That’s an annual 2 percentage point advantage to my Dividend Income portfolio. That’s significant, I’d argue, in the context of a low risk strategy.
Portfolio Related Posts
Salesforce (CRM) has hit my $185 a share target price. I’m selling it out of my Jubak Picks Portfolio with a 37.42% gain since I added that position back on November 1, 2018. Why sell rather than up the target price? A couple of four reasons for what amounts to taking a breather on these shares.
A while back I sold the Invesco Currency Shares Japanese Yen ETF (FXY) out of my Perfect Five ETF Portfolio because I was looking for more diversification in that limited five ETF portfolio. (I replaced it with the iShares Large Cap China ETF (FXI) on April 20, 2020. That ETF is up 6.51% as of the June 25 close since that addition.) Tomorrow, Friday, June 26, I’m also selling that Yen ETF out of my Jubak Picks Portfolio.
I admit it. I feel silly talking about price targets and valuations in this market. After all everything is just going to the sky. Infinity and Beyond!!! But, as silly as I may feel, I don’t think the gods of investing have repealed the laws of valuation.
Visa’s ads remind up that the credit card is everywhere you want to be. But that’s actually not true when it comes to payments below $10. In the United States 55% of payments below $10 are still in cash.
Xylem (XYL) is that rare coin on raw market–a pure play water stock at a time when foresighted investors are looking for water stocks and realizing how few of them exist. (The basic water story is that Mother Nature isn’t making more of it. Rising global populations need more of it. And human beings are doing a good job of polluting the supplies (when those supplies are actually near the people that need them) that do exist. Which makes water management a growth sector.)
I can think of two reasons to buy shares of Barrick Gold (GOLD) now. Either one alone would be enough to justify a “buy.” First, sentiment is shifting among investors toward the idea of buying gold as protraction against currency depreciation.
Announcing a new feature–my stock pick of the day. With Taiwan Semiconductor as my first pick. The hoo ha at the end of last week over restrictions on the sale of U.S. semiconductors to China’s Huawei Technologies, high-lighted the central role that Taiwan Semiconductor Manufacturing (TSM) plays in the global technology sector. The stock jumped on news that the company would build a new foundry in Arizona on the assumption that the new plant would let the company avoid U.S. restrictions on technology sales. That assumption got a little shakier later in the day when officials at the Commerce Department clarified that the restrictions covered the sale of any chips to Huawei that had been manufactured using chip making equipment from U.S. companies such as Applied Materials (AMAT.) The sudden attention paid to Taiwan Semiconductor reminded every one that there are, for all intents and purposes only three chip manufacturers in the world, Intel (INTC), Samsung Electronics, and Taiwan Semiconductor.

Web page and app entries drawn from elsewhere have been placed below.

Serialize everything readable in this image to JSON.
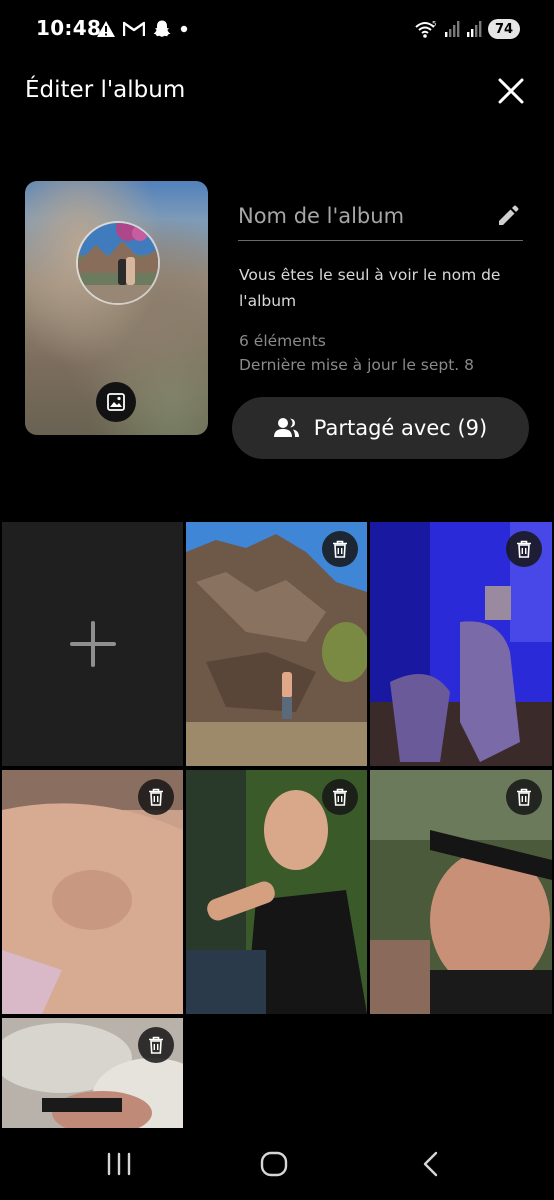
{
  "status_bar": {
    "time": "10:48",
    "battery": "74",
    "icons": [
      "warning-icon",
      "gmail-icon",
      "snapchat-icon",
      "dot-icon",
      "wifi-icon",
      "signal-icon",
      "signal-icon",
      "battery-icon"
    ]
  },
  "header": {
    "title": "Éditer l'album",
    "close_icon": "close-icon"
  },
  "cover": {
    "change_image_icon": "image-icon"
  },
  "album": {
    "name_placeholder": "Nom de l'album",
    "name_value": "",
    "privacy_note": "Vous êtes le seul à voir le nom de l'album",
    "item_count": "6 éléments",
    "last_updated": "Dernière mise à jour le sept. 8"
  },
  "share": {
    "label": "Partagé avec (9)",
    "icon": "people-icon"
  },
  "grid": {
    "add_icon": "plus-icon",
    "delete_icon": "trash-icon",
    "photo_count": 6
  },
  "nav": {
    "recents_icon": "recents-icon",
    "home_icon": "home-icon",
    "back_icon": "back-icon"
  },
  "colors": {
    "background": "#000000",
    "tile_add": "#1f1f1f",
    "button_bg": "#2a2a2a",
    "muted_text": "#8a8a8a"
  }
}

Selling Illinois Tool Works out of my Dividend Portfolio to make room for new dividend strategy and new picks
My second sell of the day. Way back in November 2019–if you remember a period when projected earnings growth was strong and before the coronavirus recession–I argued for a dividend strategy that focused on companies with fast growing and solidly predictable earnings that were, in my opinion, likely to raise their dividends significantly over the next five years or more. It didn’t matter all that much, I argued, that these stocks didn’t pay a big yield now. Buy them now for the future dividend increases. And rather than focusing on the steady dividend growers in the S&P Dividend Aristocrats list, I added stocks like Visa (V) and Illinois Tool Works (ITW) because if their stronger projected earnings growth. Well, it’s a new world now.